ROUNDS 3 THROUGH 7
1st Jamaal Charles 1,621.30 PPR fantasy points, 100 games played
2nd Ahmad Bradshaw 1,117.10 points, 103 games
BEST PER GAME:
1st DeMarco Murray 16.24 PPG, 68 games played
2nd Jamaal Charles 16.21 PPG, 100 games
We see the significant dips a round later in the running backs than we do in the wide receivers. The two largest drops occur between the first and second, and then second and third, rounds for wide receivers, compared to the second and third, then the third and fourth, rounds for running backs. The numbers become fairly consistent beginning in the fourth round for running backs, with few instances of relevancy.
Of the 151 running backs drafted after the third round in the last ten years, only seven (4.6 percent) have a career average above ten PPR PPG. What’s worse is that only 24 of the 151 (15.9 percent) hold career averages that are at least seven PPR PPG. That 16 game pace of 112 points would have been RB45 last season, or Antonio Andrews. Meanwhile, 69 of the 151 (45.7 percent) hold career averages under two PPG, and 28 of the 151 (18.5 percent) never recorded a fantasy point.
To phrase that another way: a running back drafted after round three, based on the last ten years, is roughly three times as likely to never produce a fantasy point as he is to average ten PPR PPG in his career. He is also roughly ten times as likely to average under two career PPG than he is to average at least ten.
The third round benefits from a bevy of hits that the later rounds are missing as a combined group. This includes the outstanding careers of Charles and Murray, the rising lightning rods of David Johnson and Duke Johnson, receiving dynamo Charles Sims, and a couple guys you probably forgot how good they actually were, in Steve Slaton and Kevin Smith. Da. Johnson has the third best career PPG average of the third round, but would be the best overall from rounds four through seven combined.

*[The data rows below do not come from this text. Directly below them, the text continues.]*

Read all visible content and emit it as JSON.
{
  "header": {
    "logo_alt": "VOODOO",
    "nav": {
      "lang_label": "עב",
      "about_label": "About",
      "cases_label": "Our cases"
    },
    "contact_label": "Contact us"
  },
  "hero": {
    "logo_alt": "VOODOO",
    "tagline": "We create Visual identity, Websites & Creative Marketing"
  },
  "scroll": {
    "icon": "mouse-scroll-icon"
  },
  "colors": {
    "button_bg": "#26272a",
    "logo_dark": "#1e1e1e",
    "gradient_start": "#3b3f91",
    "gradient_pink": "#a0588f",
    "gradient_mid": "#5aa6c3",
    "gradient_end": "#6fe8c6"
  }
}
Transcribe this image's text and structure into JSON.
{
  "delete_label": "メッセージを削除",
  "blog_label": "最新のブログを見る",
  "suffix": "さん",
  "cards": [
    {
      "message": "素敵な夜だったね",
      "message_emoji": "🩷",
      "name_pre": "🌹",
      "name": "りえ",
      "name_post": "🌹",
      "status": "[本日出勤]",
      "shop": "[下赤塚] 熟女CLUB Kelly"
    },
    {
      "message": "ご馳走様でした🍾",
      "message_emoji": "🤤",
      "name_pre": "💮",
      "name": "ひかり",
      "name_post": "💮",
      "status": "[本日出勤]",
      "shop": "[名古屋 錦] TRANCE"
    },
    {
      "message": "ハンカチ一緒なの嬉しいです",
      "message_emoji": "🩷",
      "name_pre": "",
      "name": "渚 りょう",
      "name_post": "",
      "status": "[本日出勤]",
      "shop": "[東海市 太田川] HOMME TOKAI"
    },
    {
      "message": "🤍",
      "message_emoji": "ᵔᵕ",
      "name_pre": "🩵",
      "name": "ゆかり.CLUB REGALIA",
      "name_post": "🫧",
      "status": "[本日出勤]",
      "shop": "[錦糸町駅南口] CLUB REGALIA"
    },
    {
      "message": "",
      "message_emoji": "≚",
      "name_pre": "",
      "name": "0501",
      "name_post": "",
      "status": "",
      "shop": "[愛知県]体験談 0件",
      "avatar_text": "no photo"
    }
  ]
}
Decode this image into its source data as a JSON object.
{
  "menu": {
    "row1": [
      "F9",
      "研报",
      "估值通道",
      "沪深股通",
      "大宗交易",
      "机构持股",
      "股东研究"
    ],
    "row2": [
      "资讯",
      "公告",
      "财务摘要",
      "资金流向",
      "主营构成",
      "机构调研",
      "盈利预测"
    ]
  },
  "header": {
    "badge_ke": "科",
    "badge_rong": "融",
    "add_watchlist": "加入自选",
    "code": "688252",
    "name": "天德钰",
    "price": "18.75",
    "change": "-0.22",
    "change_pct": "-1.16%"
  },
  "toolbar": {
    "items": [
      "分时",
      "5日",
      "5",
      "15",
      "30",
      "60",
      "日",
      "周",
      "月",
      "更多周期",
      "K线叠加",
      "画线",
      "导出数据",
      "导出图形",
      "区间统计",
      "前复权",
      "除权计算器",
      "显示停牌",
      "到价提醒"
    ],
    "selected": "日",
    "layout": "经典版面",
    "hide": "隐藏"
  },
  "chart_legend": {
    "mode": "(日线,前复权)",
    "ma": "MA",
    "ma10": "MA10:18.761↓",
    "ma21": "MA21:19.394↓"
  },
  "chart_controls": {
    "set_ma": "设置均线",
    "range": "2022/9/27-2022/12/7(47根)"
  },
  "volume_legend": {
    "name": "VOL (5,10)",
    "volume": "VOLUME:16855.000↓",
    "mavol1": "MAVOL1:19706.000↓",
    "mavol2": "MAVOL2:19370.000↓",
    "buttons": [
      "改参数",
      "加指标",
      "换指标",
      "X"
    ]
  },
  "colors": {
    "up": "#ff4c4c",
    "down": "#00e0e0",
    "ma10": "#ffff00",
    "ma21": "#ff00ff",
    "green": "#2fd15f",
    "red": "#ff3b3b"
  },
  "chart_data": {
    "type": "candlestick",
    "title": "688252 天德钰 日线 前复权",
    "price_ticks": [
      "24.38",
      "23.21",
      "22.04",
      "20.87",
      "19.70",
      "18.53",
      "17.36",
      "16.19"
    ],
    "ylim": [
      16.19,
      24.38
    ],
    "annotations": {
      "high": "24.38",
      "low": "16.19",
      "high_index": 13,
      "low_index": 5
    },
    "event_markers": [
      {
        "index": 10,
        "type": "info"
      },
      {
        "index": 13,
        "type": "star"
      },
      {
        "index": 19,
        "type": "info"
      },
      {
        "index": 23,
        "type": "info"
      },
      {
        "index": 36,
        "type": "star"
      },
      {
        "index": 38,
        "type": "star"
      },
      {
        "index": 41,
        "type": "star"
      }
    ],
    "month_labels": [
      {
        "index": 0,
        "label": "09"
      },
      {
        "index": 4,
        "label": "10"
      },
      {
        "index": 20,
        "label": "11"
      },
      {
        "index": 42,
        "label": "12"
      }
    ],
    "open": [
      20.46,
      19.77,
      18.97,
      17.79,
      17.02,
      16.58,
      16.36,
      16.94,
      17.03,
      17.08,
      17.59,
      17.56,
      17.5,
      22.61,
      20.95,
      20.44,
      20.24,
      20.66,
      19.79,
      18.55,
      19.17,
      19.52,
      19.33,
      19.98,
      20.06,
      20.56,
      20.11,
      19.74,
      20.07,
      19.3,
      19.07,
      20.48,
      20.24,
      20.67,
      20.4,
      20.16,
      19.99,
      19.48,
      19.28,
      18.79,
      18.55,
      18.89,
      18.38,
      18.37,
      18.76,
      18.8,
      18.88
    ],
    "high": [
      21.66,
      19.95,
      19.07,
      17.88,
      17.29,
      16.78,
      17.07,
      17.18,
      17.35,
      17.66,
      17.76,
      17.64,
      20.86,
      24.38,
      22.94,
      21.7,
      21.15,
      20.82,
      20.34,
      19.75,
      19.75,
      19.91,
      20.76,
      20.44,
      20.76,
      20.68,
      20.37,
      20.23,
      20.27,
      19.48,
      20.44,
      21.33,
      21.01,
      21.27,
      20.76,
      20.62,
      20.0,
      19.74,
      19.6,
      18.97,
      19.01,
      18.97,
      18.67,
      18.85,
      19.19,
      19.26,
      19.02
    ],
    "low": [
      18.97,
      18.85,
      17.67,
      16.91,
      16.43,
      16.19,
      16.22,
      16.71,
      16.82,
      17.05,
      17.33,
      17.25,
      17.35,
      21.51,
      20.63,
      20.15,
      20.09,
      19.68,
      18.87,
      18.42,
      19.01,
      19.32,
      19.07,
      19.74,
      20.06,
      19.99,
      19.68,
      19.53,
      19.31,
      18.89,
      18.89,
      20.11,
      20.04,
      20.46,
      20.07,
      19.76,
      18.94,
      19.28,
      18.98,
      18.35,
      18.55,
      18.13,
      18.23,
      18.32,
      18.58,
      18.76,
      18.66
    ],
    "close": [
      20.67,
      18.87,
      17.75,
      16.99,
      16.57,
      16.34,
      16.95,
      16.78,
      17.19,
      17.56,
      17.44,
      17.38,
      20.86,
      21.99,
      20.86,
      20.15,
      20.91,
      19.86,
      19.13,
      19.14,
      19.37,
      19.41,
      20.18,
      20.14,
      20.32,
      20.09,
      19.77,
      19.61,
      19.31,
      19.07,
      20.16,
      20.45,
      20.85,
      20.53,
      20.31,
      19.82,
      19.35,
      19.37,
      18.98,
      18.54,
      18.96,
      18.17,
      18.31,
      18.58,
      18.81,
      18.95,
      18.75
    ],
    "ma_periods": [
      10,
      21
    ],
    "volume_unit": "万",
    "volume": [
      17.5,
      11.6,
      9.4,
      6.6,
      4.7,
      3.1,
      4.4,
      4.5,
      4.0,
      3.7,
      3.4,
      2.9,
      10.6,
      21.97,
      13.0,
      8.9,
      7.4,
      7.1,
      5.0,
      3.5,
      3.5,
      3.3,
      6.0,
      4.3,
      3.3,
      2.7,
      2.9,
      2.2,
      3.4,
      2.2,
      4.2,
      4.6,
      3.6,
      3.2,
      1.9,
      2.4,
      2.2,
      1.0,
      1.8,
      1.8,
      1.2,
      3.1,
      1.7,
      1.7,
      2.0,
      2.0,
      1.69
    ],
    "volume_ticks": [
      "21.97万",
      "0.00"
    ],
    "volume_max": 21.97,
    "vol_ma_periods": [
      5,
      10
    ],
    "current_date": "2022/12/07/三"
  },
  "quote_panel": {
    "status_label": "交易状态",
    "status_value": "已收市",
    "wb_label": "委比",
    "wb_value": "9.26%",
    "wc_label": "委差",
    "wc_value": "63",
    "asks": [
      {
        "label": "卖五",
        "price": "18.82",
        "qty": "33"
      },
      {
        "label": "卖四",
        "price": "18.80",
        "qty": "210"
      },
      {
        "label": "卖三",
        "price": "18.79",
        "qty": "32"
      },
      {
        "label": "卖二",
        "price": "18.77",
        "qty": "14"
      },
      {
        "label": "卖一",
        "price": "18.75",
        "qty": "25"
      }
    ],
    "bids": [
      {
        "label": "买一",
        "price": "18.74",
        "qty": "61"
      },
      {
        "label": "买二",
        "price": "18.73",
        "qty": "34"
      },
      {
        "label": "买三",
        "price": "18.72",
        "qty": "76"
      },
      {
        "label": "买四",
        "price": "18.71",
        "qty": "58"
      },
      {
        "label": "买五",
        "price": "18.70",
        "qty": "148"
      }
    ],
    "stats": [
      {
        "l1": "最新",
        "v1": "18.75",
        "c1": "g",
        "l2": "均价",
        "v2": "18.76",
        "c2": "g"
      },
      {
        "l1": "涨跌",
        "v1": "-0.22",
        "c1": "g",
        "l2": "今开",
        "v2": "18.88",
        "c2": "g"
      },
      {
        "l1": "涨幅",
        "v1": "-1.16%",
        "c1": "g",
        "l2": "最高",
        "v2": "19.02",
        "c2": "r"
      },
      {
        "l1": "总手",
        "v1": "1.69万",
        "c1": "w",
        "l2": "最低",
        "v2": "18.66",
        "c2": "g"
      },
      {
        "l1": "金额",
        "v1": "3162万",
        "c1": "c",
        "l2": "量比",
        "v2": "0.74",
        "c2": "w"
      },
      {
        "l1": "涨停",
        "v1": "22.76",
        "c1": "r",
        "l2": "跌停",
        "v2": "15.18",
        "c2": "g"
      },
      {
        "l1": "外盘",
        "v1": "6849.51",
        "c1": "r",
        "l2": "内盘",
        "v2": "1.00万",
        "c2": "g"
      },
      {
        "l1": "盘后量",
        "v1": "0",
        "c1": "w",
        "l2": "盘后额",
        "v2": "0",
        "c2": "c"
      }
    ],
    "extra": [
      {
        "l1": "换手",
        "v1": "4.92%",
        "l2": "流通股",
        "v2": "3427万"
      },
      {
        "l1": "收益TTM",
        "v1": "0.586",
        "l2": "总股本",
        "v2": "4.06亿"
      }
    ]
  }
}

Other than Bradshaw, Devonta Freeman, Lamar Miller, Karlos Williams, Alfred Morris, and Tim Hightower, it’s mostly sadness from these rounds. Andre Ellington is depressingly the third best RB in PPG from this group, with names like Andre Brown, Wali Lundy, Ryan Torain, Vick Ballard, Zac Stacy, Michael Bush, James White, and Roy Helu among the top twenty.
I know, you’re a running back whisperer and master prognosticator. You’re basically the love child that resulted from Gary Kubiak fucking some fantasy football version of Nostradamus, and the only guys you’re taking from these rounds are the Devontas, Lamars, and Karloses of the world. Let’s assume that’s true: only three running backs drafted in rounds three through seven in the last ten years have even eight hundred career fantasy points; compare that to wide receivers, two of which drafted in that range, in that time period, have over two thousand career fantasy points. The top ten in career fantasy points from this group includes Shonn Greene and Justin Forsett; the top fifteen includes Leon Washington and Jason Snelling.
Throw your darts. Take your shots. Do it with confidence. Just understand that the likelihood of prospects becoming even relevant, nevermind superstars, is not high. If you do happen to hit on a running back drafted in the later rounds, you probably want to consider selling while the selling is good.